Yesterday the House Judiciary Committee held a hearing on punishments for and remedies against online copyright infringement. One of the speakers was David Bitkower, Acting Deputy Assistant Attorney General, who laid out the wishes of the Obama administration.
After praising previous successes, such as the shutdown of Megaupload and the prosecution of several IMAGiNE members, Bitkower explained the evolving challenges copyright holders are dealing with.
From illegal piano rolls in the early 1900s to floppy disks a century later, new technologies have presented new threats, he argued. With the rise of broadband access this process has worsened and the most recent challenge is combating illegal streaming services.
“One new challenge confronting copyright owners and law enforcement authorities is the rise of Internet ‘streaming’ as the dominant means of disseminating many types of copyrighted content online. This activity also derives from advances in technology: in this case, the growth in availability of high-speed Internet to the average consumer,” Bitkower said.
The problem for the Department of Justice and copyright holders is that these services are harder to prosecute. Technically, streaming doesn’t count as distribution but as a public performance, which can only be charged as a misdemeanor.
The administration tried to remedy this in 2012, by implementing the SOPA and PIPA bills, but these were shelved after public outrage. Many people feared that uploading copyrighted YouTube videos could possibly land them in jail and took their concerns to the streets.
However, fast forward a few years and the same plan is back on the table.
“The Administration recommends that Congress amend the law to create a felony penalty for unauthorized Internet streaming. Specifically, we recommend the creation of legislation to establish a felony charge for infringement through unauthorized public performances conducted for commercial advantage or private financial gain,” Bitkower explained.
“It would emphasize the seriousness of the threat that unauthorized streaming poses to legitimate copyright holders, clarify the scope of conduct deemed to be illegal in order to deter potential infringers, and provide the Department with an important tool to prosecute and deter illicit Internet streaming.”

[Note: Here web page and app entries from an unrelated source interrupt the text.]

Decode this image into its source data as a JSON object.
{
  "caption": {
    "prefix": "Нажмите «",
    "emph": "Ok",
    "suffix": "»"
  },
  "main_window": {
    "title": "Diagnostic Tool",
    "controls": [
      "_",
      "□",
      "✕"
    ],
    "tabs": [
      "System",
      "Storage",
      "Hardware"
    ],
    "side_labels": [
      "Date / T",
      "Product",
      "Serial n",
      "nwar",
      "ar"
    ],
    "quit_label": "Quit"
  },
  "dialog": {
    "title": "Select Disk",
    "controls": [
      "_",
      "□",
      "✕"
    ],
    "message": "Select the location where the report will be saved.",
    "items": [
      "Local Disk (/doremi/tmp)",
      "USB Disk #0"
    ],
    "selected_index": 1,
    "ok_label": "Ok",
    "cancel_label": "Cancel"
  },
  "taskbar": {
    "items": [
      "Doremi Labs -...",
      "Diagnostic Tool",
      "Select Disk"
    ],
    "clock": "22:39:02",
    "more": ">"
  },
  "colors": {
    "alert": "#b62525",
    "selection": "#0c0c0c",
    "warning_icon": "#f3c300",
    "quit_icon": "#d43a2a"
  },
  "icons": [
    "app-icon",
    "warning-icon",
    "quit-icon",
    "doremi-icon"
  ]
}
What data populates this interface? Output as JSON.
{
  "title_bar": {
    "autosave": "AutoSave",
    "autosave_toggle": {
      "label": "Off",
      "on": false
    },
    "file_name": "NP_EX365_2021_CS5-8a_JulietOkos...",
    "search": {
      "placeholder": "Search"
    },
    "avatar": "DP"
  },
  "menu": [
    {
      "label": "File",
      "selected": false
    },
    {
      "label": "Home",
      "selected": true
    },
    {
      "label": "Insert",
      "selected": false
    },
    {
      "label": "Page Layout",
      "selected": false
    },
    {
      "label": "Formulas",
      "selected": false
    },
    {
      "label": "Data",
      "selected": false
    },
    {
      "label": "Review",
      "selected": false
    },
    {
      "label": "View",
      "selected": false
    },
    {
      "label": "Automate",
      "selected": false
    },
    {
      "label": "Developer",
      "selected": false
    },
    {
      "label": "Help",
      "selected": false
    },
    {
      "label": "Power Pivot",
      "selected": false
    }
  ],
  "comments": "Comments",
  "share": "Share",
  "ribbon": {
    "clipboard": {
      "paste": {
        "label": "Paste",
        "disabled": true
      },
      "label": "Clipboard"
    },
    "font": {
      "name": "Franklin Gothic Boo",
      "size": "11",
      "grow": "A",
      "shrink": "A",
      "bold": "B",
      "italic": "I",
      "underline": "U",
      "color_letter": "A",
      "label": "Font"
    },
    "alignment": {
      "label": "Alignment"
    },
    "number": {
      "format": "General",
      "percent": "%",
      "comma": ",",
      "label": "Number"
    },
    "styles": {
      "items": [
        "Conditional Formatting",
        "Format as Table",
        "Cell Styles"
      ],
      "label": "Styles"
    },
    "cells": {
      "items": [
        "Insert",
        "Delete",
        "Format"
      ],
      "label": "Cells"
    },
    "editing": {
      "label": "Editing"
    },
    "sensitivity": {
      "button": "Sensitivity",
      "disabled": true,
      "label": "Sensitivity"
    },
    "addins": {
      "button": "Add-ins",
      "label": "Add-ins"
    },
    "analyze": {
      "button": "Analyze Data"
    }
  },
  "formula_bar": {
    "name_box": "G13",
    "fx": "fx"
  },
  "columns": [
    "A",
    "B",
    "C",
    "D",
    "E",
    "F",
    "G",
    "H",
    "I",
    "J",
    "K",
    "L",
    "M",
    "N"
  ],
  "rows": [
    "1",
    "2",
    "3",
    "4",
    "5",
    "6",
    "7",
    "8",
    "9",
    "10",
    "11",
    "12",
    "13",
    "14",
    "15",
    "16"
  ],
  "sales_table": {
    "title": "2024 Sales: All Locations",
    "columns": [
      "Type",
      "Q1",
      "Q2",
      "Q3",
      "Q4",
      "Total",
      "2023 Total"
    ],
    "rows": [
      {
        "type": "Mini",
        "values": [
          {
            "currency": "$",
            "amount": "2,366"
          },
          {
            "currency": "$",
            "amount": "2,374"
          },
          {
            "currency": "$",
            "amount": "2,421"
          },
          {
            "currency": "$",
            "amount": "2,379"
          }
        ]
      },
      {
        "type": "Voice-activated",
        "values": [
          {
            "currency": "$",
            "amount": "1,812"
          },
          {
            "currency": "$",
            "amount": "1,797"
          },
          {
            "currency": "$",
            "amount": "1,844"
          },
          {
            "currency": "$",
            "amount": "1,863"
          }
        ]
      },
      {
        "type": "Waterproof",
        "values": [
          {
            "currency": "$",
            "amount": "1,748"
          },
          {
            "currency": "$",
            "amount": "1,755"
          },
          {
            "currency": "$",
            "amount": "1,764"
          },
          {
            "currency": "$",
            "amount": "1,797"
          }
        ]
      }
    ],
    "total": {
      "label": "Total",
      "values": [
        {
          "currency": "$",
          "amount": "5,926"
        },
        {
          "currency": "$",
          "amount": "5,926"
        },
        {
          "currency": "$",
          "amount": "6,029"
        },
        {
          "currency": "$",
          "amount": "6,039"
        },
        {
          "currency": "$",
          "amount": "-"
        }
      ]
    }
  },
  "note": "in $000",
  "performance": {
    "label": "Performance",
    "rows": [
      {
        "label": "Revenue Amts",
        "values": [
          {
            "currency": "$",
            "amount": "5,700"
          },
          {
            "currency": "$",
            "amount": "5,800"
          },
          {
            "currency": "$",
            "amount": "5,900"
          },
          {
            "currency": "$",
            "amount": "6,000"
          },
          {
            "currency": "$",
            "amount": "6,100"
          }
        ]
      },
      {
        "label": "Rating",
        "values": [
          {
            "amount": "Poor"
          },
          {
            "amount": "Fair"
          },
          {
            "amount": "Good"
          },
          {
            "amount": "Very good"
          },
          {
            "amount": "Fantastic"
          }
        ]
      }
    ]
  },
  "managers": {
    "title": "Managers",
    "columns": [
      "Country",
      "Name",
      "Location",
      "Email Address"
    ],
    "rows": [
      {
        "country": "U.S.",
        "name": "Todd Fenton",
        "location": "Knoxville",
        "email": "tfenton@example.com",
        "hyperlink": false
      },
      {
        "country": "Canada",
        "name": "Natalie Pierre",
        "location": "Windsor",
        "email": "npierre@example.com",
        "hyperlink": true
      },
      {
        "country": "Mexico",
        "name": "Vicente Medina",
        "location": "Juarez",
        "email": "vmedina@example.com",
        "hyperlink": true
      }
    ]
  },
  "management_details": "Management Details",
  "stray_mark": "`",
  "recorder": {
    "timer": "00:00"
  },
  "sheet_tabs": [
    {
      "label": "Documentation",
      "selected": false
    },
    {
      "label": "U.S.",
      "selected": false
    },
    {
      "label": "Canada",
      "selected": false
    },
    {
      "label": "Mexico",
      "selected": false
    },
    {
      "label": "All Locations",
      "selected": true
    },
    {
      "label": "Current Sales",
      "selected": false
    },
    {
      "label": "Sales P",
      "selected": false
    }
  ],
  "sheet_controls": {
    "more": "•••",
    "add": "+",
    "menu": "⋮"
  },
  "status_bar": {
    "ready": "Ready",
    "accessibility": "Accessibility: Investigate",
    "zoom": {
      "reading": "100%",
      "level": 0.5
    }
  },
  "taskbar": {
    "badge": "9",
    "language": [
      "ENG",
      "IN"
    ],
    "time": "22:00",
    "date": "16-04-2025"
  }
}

In addition to criminalizing illicit streaming, Bitkower also called for persistent funds to support its international operations. In recent years the DoJ has educated police forces abroad to deal with copyright infringement. This apparently includes training on very basic skills, such as how to connect to the Internet in the first place.
“The program has realized numerous successes, including a Ukrainian police officer who, after receiving training, was able to use a dial-up Internet connection from his home computer to bring down the largest illegal file sharing service in his country,” Bitkower said.
The international program helped to shut down Megaupload, but could also target The Pirate Bay through tools such as “diplomatic and trade-based pressure.” Worryingly, the United States has trouble getting the facts rights, as it believes that the political Pirate Party is connected to The Pirate Bay.
“In addition to the Mega Conspiracy described above, we have seen The Pirate Bay start as a file sharing site for unauthorized copies of works in Sweden, expand to other countries, and even develop its own political party in Europe,” Bitkower noted.
Mistakes aside, it’s clear that the Obama administration hasn’t lost its focus on copyright infringement.
All recommendations are aimed at more prosecutions, more international pressure and tougher punishments for pirates. Time will tell whether they can get Congress to agree this time around.